If you start to revise before you’ve reached the end, you’re likely to begin dawdling with the revisions and putting off the difficult task of writing.
– Pearl S. Buck
Currently I’m rewriting the prequel novel to four linked short stories in Beyond the Tripping Point. I’m expanding and complicating the plot and telling the story from four points of view. The original novel had only one POV – the first person singular – Dana. Yes it is the fraternal twins again and my own head has been going back and forth from the points of view of Dana, her twin Bast, her son David, and a suspect who isn’t named. I am following the rules of one character’s POV per scene or chapter.

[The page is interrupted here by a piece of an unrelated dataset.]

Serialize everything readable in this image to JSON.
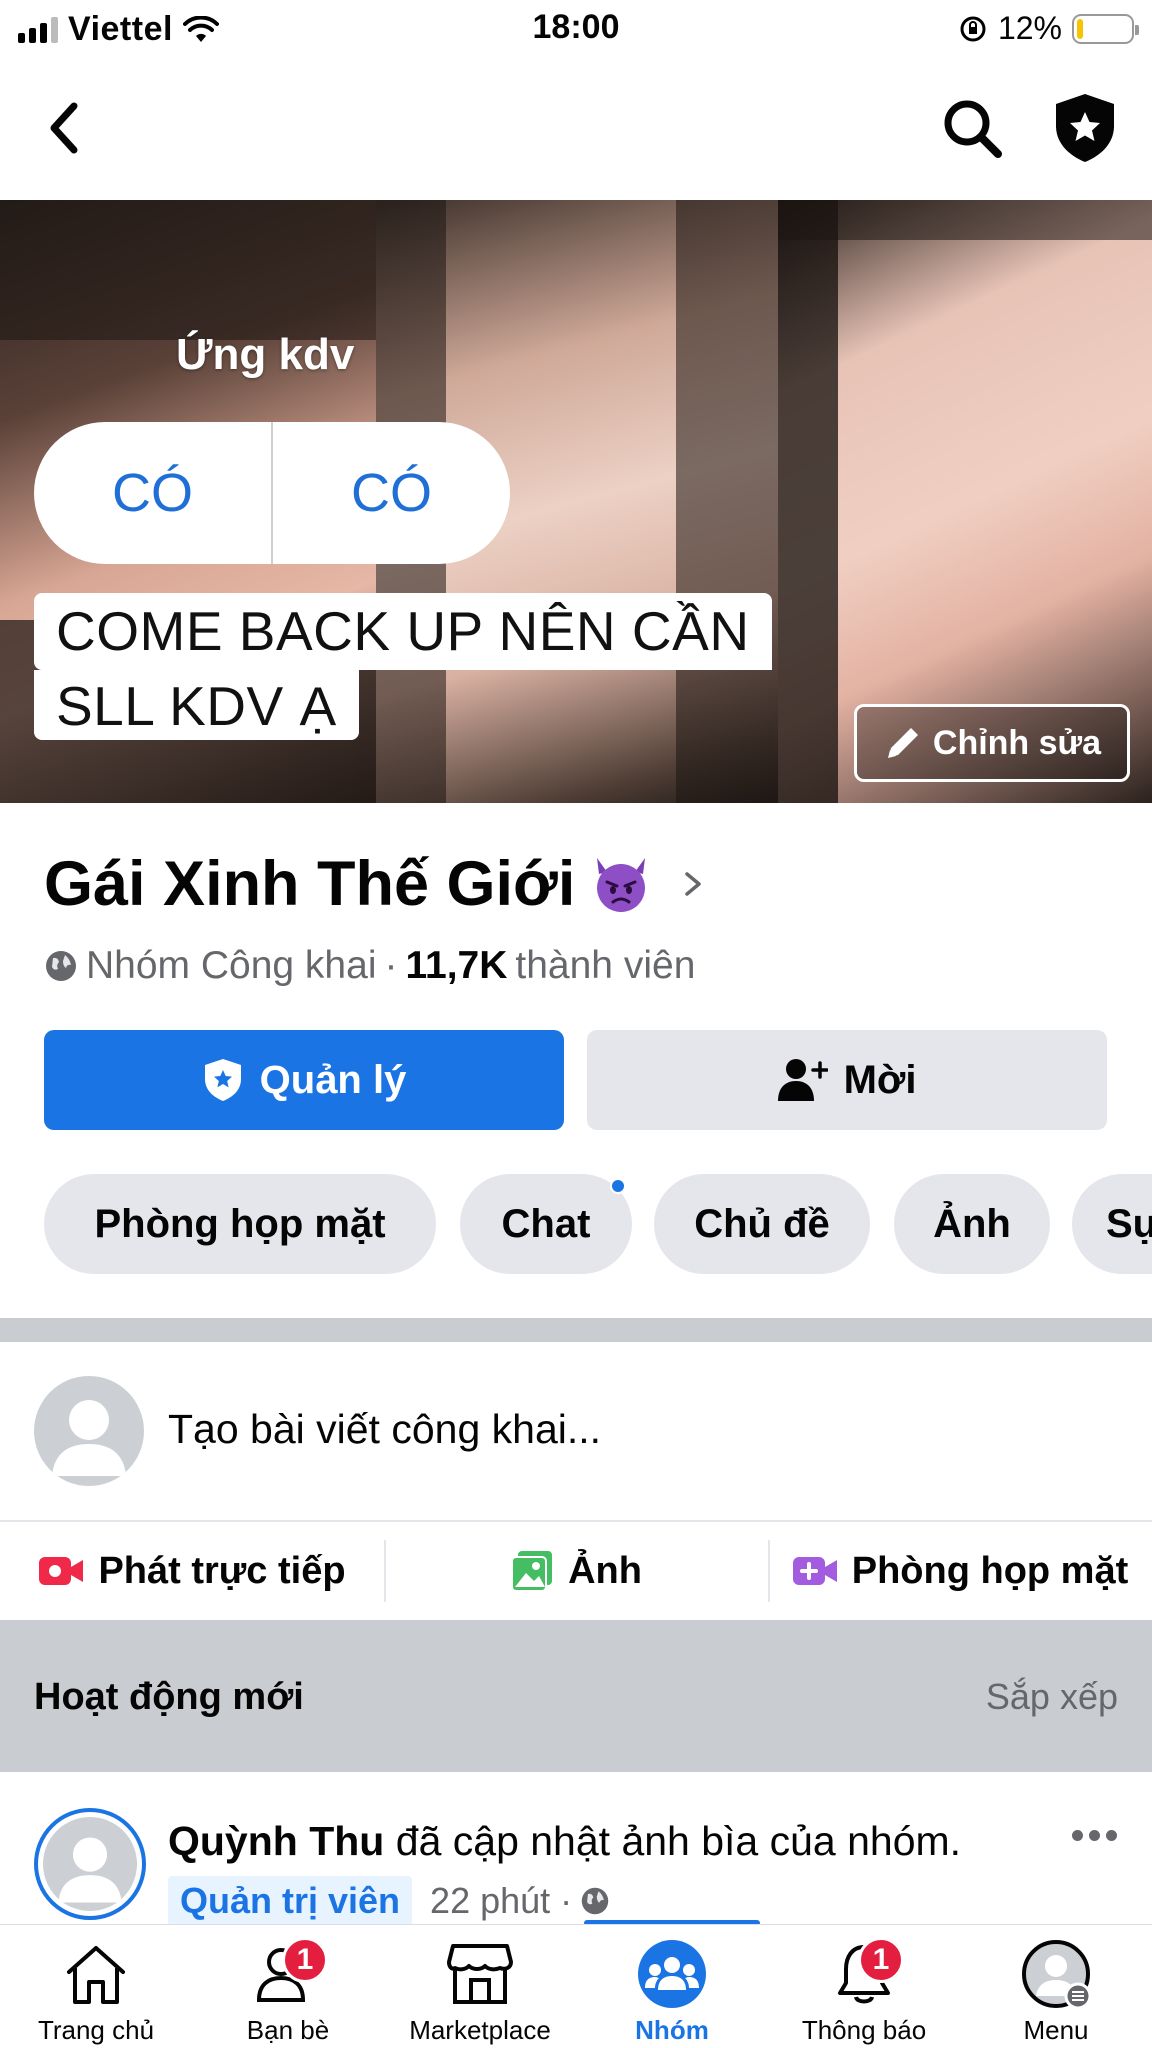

However, all this to-ing and fro-ing makes it more difficult to keep track of timelines, who is doing what and the biggie – consistency in story line, in character’s actions, etc. To lower the muddle factor, I started a new file called “Follow-up List.” Every time something occurs that requires checking/changing for consistency, timeline – even research, it goes on the list. Right now timeline, consistency and keeping all the police constables sorted out are the big factors.
Why am I doing this? Besides the obvious, if you constantly stop writing to do research or sort out characters and timeline, you lose your creative flow. Mind you, I am going back for a few things if they are interfering with moving the plot along from where I am working. But the research can wait – some of it is just re-checking facts I’m not sure I got right. Or some detail such as a name change, can be fixed by using the Find and Replace Word features – preferably at the end of your writing session.

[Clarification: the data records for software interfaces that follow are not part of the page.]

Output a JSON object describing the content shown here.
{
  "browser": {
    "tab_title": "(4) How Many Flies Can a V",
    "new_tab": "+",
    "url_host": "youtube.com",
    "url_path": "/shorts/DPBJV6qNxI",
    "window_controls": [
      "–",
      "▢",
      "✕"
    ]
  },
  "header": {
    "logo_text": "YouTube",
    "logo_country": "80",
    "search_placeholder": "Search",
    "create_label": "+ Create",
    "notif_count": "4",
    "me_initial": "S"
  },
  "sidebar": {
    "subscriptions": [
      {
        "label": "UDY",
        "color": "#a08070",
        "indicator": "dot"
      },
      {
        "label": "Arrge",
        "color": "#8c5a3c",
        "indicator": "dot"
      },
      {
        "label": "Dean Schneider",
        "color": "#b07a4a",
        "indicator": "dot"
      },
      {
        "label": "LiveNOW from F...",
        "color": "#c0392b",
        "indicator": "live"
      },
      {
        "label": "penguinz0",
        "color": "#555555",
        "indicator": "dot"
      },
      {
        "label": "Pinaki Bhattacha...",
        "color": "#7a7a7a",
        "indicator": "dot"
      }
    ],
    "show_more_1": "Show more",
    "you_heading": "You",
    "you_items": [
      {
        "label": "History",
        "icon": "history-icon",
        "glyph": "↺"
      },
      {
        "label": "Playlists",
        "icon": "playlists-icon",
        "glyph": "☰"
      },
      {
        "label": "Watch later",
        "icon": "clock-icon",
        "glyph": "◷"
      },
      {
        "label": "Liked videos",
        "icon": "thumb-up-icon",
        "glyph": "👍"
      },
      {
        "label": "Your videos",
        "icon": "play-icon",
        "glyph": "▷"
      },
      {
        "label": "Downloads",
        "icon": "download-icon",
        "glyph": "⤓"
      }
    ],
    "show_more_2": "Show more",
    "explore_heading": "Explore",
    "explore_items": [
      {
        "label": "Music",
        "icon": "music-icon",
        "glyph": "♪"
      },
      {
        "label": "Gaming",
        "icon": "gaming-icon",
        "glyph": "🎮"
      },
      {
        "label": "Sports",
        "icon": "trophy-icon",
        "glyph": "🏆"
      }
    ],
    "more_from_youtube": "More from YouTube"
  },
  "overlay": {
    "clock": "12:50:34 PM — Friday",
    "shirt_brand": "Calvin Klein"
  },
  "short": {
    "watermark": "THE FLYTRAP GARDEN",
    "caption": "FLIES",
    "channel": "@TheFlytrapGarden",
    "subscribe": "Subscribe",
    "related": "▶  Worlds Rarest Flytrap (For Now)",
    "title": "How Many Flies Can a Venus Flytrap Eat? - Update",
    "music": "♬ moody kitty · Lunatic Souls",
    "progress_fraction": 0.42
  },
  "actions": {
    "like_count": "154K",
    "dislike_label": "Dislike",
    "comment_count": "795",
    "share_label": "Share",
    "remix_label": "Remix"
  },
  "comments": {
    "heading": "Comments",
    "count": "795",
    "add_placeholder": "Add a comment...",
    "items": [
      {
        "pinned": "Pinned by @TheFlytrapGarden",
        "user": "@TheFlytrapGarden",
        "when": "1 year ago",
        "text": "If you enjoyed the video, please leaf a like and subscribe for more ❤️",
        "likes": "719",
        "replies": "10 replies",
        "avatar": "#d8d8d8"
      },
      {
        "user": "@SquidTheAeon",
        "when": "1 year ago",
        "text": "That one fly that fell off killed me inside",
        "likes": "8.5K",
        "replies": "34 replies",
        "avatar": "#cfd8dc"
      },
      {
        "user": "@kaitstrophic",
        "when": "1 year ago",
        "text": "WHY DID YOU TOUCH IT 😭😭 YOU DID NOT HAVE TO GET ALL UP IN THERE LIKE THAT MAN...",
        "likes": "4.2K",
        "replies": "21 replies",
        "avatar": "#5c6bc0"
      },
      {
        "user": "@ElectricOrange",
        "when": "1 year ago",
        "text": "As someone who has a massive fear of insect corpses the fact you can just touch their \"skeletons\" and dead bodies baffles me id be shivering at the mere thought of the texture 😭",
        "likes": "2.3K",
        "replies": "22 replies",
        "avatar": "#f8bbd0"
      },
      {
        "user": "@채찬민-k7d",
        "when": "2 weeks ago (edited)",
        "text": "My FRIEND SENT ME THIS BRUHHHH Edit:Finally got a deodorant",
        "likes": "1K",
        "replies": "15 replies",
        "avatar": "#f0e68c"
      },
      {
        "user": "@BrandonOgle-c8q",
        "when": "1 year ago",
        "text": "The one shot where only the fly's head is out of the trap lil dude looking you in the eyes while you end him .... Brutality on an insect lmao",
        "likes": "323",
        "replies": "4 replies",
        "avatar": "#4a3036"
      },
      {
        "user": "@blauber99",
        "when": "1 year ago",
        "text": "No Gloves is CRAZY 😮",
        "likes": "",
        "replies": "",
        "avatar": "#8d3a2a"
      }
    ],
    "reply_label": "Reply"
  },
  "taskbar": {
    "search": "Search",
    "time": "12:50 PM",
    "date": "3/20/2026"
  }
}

Another action I take (and I’ve mentioned it in an earlier post) is refusing to stall over a word that doesn’t seem quite right or is repetitious. Stopping to look it up in the Thesaurus, even if online, also breaks the creative flow. For example, as I wrote this blog post, I spelled Thesaurus incorrectly but did not correct it immediately. Here Word underlined it in red so I could go back and change it. For repetitious words or words not quite right, you just need to put (word) or (repetition) in brackets after the offending word and return to it later in your rewrite or in my case, another rewrite to fine-tune the rewrite I’m doing now. One final suggestion – format your manuscript before you start writing. Or if your situation is similar to mine – a rewrite of a novel originally written 10 or 11 years ago, where the formatting was different, you can leave it until you are finished. Stopping to fix paragraph formatting stops the creative flow.
And how is my massive rewrite going? Nearly finished the first big rewrite. If all goes well I’m hoping to have it done by the end of the day tomorrow. Afterwards, I want to let it sit for a few days and then go through my follow-up list and well, follow it.
Meantime, I’m doing plenty of PR for my short story collection Beyond the Tripping Point. Tonight I’m doing a sort of performance reading of a short story excerpt as part of the Periodical Writers Association of Canada’s Talent Night. Sometime between 8 p.m. and 11 p.m. I’ll be onstage at the Free Times Cafe in downtown Toronto. If you are in the Toronto area perhaps you can drop in. Check out http://www.freetimescafe.com/ for more information, including location, or go to my website http://www.samcraw.com under Beyond the Tripping Point where I’m posting upcoming readings, etc. as I get them. All my links are either on this book page or at the top of my website home page you will find the usual social media icons.
And if you click on the book icon at the top of this post, when you get to amazon.com, please read my bio and click on the Like Icon. Thanks.
Keep the creative flow going.
Sharon A. Crawford